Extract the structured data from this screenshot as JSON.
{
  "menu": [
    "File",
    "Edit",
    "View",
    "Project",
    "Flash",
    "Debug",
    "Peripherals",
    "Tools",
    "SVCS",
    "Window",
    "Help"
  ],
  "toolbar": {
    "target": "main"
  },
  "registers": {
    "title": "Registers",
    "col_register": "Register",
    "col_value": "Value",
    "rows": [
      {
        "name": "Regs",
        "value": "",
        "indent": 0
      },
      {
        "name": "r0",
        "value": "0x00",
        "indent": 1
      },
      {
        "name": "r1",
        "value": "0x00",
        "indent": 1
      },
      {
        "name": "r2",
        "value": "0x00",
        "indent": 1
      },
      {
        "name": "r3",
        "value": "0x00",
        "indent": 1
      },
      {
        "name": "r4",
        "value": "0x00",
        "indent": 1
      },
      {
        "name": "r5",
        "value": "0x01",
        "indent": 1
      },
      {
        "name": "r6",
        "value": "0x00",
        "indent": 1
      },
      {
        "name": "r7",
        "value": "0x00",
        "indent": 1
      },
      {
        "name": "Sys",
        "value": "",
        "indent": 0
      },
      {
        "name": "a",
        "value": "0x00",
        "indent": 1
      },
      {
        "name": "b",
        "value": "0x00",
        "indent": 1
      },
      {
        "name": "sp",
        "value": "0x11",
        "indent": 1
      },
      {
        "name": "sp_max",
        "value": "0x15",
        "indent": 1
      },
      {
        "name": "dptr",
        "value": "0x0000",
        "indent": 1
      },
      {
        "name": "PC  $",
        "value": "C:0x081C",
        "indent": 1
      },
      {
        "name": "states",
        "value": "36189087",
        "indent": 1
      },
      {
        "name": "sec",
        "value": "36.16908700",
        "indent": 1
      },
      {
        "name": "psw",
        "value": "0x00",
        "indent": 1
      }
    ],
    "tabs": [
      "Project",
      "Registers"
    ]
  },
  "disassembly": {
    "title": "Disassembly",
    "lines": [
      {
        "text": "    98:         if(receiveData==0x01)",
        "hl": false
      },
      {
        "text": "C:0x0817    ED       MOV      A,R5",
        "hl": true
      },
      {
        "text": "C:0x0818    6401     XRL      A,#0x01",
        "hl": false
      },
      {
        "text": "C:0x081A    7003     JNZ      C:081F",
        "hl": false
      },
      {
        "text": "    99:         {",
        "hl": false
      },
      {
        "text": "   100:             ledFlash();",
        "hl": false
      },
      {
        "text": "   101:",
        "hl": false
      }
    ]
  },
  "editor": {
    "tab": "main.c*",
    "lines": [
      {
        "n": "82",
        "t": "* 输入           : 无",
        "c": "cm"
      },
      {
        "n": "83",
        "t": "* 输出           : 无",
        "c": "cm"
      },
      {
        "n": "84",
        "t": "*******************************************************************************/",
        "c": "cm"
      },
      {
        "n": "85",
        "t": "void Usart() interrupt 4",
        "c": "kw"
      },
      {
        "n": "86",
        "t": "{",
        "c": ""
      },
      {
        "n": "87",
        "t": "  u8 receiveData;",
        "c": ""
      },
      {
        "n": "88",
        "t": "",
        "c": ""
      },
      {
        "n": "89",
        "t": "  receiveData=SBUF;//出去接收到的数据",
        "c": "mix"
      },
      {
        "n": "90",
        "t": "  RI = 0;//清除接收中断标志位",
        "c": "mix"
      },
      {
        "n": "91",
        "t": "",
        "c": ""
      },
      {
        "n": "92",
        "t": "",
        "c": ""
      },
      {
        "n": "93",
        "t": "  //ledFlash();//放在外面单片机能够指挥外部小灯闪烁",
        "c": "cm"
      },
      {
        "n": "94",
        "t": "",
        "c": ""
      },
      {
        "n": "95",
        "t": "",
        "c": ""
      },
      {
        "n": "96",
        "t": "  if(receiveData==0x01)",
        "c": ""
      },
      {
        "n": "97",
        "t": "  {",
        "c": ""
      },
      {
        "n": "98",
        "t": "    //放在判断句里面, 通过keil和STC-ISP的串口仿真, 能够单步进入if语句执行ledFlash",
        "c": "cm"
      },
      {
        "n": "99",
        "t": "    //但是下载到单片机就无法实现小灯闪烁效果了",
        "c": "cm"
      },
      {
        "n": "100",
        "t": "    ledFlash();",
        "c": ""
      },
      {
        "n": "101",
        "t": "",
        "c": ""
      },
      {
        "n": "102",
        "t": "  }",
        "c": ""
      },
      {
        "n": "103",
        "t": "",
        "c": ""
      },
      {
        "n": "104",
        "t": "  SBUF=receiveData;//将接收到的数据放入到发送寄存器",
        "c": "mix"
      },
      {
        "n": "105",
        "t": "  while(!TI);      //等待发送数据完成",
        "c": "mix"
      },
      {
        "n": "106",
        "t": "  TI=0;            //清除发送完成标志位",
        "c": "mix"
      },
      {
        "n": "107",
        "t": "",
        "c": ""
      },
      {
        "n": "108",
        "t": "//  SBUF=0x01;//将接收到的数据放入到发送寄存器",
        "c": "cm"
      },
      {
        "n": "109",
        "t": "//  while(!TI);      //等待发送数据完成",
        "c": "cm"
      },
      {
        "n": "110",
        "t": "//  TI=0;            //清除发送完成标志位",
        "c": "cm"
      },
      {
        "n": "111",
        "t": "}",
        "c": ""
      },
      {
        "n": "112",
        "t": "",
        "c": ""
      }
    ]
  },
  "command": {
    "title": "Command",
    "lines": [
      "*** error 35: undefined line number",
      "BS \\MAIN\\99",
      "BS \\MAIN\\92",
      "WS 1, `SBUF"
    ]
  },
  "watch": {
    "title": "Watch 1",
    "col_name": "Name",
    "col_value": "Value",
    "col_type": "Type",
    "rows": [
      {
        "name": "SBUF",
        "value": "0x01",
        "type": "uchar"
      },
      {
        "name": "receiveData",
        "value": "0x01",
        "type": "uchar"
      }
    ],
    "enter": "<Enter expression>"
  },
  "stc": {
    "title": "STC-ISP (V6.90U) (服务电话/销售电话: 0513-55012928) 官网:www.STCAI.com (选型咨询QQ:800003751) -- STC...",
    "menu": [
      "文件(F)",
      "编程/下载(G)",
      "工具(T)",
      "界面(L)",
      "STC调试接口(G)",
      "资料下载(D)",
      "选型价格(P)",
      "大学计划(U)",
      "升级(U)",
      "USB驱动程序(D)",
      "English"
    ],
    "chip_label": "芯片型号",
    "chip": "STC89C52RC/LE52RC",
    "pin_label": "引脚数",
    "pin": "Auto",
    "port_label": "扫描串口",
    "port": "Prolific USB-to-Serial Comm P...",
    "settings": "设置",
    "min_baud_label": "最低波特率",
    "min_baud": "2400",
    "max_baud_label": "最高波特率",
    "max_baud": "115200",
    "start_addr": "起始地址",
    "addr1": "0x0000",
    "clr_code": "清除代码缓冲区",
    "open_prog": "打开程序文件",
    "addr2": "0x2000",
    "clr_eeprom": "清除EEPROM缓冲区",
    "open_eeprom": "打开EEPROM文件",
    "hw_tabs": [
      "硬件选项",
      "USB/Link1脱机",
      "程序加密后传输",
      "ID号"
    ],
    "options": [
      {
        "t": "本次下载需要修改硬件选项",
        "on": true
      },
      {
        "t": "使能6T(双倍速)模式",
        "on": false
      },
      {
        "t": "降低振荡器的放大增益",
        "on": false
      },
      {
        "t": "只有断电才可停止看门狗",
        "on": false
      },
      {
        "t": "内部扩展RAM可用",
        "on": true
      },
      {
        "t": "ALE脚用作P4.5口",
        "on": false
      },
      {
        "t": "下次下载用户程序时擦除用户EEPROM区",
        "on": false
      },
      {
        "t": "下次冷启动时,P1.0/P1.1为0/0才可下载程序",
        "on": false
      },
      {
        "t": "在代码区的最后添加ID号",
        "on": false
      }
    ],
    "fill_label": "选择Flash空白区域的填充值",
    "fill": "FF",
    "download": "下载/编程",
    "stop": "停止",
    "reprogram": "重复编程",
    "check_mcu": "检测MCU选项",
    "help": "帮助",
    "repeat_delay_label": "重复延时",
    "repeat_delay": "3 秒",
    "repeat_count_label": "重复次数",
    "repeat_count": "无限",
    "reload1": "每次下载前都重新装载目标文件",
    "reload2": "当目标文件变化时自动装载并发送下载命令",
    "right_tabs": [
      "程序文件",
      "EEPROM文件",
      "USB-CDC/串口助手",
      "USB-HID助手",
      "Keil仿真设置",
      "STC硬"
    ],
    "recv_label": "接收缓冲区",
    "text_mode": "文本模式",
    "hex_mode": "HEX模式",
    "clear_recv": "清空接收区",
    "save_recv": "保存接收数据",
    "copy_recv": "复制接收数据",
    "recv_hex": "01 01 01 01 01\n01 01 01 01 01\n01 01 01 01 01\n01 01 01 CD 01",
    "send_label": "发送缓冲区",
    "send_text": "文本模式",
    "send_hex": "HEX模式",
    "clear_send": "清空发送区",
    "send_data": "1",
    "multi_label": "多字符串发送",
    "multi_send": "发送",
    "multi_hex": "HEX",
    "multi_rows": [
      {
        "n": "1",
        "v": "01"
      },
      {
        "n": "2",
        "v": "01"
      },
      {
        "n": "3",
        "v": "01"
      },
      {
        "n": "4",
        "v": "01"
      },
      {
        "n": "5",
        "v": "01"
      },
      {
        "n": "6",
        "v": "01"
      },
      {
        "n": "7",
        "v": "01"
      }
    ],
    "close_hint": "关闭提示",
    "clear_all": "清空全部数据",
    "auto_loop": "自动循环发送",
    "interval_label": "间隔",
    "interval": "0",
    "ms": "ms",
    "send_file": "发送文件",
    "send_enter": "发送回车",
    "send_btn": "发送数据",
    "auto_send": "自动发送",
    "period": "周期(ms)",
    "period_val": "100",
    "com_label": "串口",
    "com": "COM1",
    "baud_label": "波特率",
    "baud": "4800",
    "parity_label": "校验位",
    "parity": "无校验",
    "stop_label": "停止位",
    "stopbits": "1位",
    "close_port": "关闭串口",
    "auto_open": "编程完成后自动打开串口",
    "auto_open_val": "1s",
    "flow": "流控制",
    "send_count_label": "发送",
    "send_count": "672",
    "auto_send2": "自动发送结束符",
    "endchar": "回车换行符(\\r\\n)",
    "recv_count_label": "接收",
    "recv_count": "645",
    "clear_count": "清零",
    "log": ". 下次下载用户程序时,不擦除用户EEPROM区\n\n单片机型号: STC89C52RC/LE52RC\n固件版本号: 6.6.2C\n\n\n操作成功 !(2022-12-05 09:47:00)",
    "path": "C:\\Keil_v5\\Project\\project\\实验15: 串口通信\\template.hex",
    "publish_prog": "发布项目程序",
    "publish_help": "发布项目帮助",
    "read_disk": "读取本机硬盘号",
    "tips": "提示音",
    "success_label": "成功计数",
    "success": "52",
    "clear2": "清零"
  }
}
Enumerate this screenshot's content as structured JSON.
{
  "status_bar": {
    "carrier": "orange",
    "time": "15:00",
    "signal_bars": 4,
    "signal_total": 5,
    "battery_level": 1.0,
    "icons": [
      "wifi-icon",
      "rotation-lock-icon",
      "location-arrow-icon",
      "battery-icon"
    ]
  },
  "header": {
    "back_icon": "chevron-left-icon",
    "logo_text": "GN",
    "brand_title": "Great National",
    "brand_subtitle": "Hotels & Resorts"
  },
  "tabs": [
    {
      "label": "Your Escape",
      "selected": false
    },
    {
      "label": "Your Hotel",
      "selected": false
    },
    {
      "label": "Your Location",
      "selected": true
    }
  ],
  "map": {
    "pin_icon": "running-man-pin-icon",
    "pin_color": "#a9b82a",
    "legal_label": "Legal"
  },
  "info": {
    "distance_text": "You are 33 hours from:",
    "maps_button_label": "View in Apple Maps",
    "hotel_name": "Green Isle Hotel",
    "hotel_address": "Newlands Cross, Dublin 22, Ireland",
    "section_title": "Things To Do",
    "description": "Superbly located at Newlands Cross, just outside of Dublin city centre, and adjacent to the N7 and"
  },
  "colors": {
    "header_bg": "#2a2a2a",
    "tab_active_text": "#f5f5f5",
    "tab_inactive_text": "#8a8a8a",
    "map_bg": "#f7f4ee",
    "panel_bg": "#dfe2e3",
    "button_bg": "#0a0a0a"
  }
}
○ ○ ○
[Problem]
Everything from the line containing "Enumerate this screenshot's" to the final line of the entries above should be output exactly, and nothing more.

[Reply]
Enumerate this screenshot's content as structured JSON.
{
  "status_bar": {
    "carrier": "orange",
    "time": "15:00",
    "signal_bars": 4,
    "signal_total": 5,
    "battery_level": 1.0,
    "icons": [
      "wifi-icon",
      "rotation-lock-icon",
      "location-arrow-icon",
      "battery-icon"
    ]
  },
  "header": {
    "back_icon": "chevron-left-icon",
    "logo_text": "GN",
    "brand_title": "Great National",
    "brand_subtitle": "Hotels & Resorts"
  },
  "tabs": [
    {
      "label": "Your Escape",
      "selected": false
    },
    {
      "label": "Your Hotel",
      "selected": false
    },
    {
      "label": "Your Location",
      "selected": true
    }
  ],
  "map": {
    "pin_icon": "running-man-pin-icon",
    "pin_color": "#a9b82a",
    "legal_label": "Legal"
  },
  "info": {
    "distance_text": "You are 33 hours from:",
    "maps_button_label": "View in Apple Maps",
    "hotel_name": "Green Isle Hotel",
    "hotel_address": "Newlands Cross, Dublin 22, Ireland",
    "section_title": "Things To Do",
    "description": "Superbly located at Newlands Cross, just outside of Dublin city centre, and adjacent to the N7 and"
  },
  "colors": {
    "header_bg": "#2a2a2a",
    "tab_active_text": "#f5f5f5",
    "tab_inactive_text": "#8a8a8a",
    "map_bg": "#f7f4ee",
    "panel_bg": "#dfe2e3",
    "button_bg": "#0a0a0a"
  }
}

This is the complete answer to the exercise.